Risk Factors Associated with Elder Abuse

No one risk factor can explain or cause abuse. In the majority of instances where abuse is occurring there are a combination of risk factors that contribte to it (1).

Studies have shown that certain situations, behaviours, relationship issues, or health issues are commonly found in situations of elder abuse. When one or more of these factors are detected, it increases the likelihood that abuse will occur, or is already occurring. It is important not to jump to conclusions, but to check out the facts so as to avoid inappropriate actions. The risk factors can be multiple and can apply to the older person or the alleged abuser.

Identification of risk factors can assist in:-

  • Alerting you that a situation has the potential for abuse to occur
  • Gaining a better understanding of an abusive situation so that appropriate strategies can be acted upon

The risk factors may involve one or more of the following:-

Family conflict/dynamics
Older people will be much more at risk if there has been a history of violence within their family situation. Conflict within families does not always cease when the older person moves to residential aged care. The sources of relationship/family conflict covers sensitive areas:

  • these can be complicated since they are often considered private family business
  • the person using abusive behaviours may have been abused by the older person now living in residential care
  • the normal reaction of their family to stress or their usual method of resolving issues is violence. It may continue from generation to generation
  • other family members losing respect for the older person as an adult, who may be incapable of making their own decisions. Unfair influence/pressure may be placed on them to make decisions in a particular way

Dependency can involve either the older person or the alleged abuser, or both at the same time. These dependencies can be physical, emotional, psychological or financial. Either the older person or the alleged abuser (or both), may feel powerless or fearful that their needs will not be met. For example:-

  • The alleged abuser may rely on the older person for money/support eg gambling or debts
  • The older person may rely on the alleged abuser for contact or transportation
  • The older person may not want to stop abuse through any action that they consider may harm the alleged abuser (this may well be so where the abuser has a mental or physical illness)
  • The older person may have a dementing illness and not be capable of making decisions, or taking steps to protect themselves

Alcohol and substance abuse
Issues of substance dependency may influence the ability of the older person or the alleged abuser to make decisions, or be reluctant to stop or protect themselves from the abuse.

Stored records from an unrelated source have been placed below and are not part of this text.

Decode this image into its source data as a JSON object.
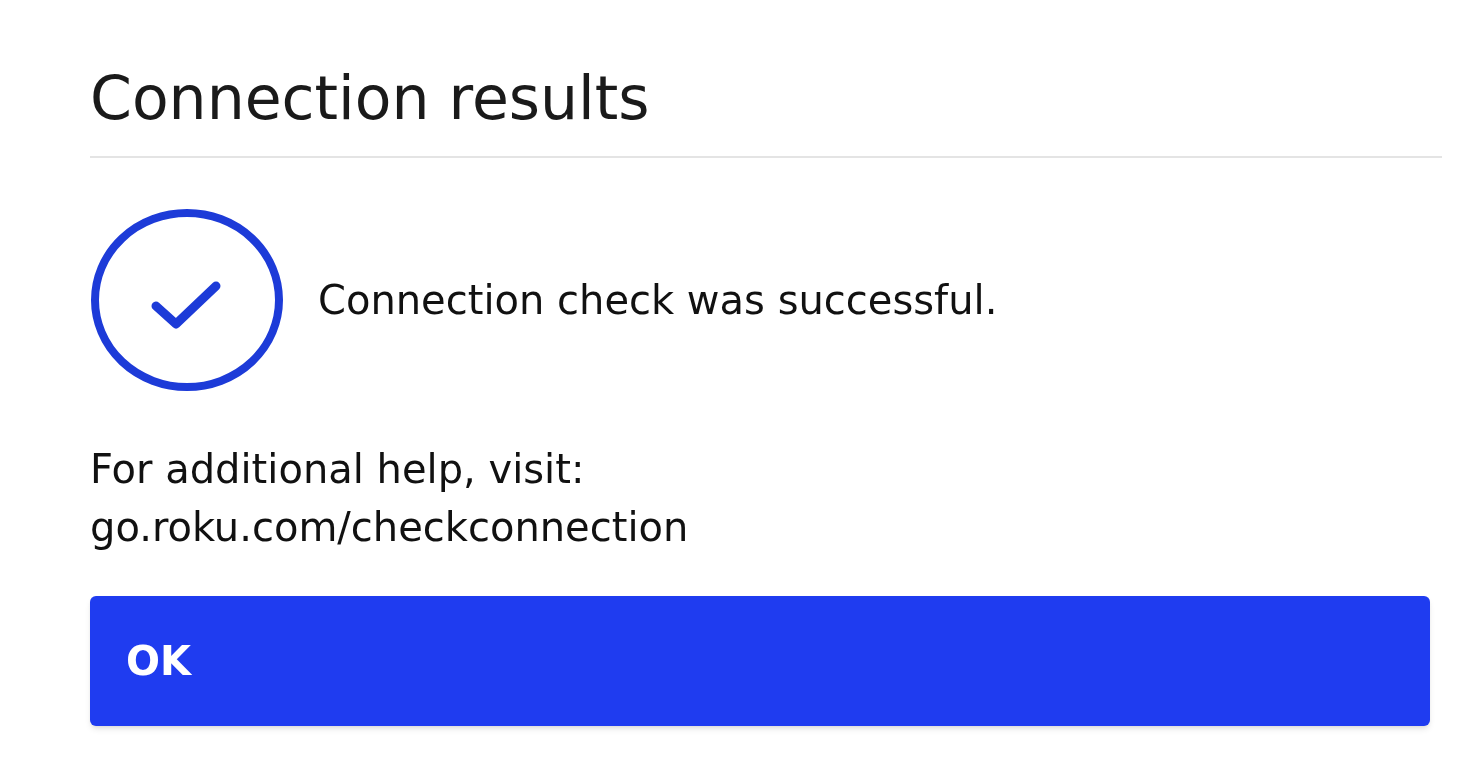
{
  "title": "Connection results",
  "result": {
    "kind": "success",
    "message": "Connection check was successful."
  },
  "help": {
    "text": "For additional help, visit:",
    "link": "go.roku.com/checkconnection"
  },
  "button": {
    "label": "OK"
  }
}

For example:

  • Where the alleged abuser may have alcohol management problems, the older person may want to ensure that any strategies undertaken to stop the abuse do not adversely affect them
  • The older person and/or the alleged abuser may suffer from an inability to make decisions to stop the abuse occurring

(1) Kurrle, S. & Sadler P. (1994) Assessing and Managing Abuse of older people.- A Handbook for the Helping Professionals. Alpha Biomedical Communications, N.S.W.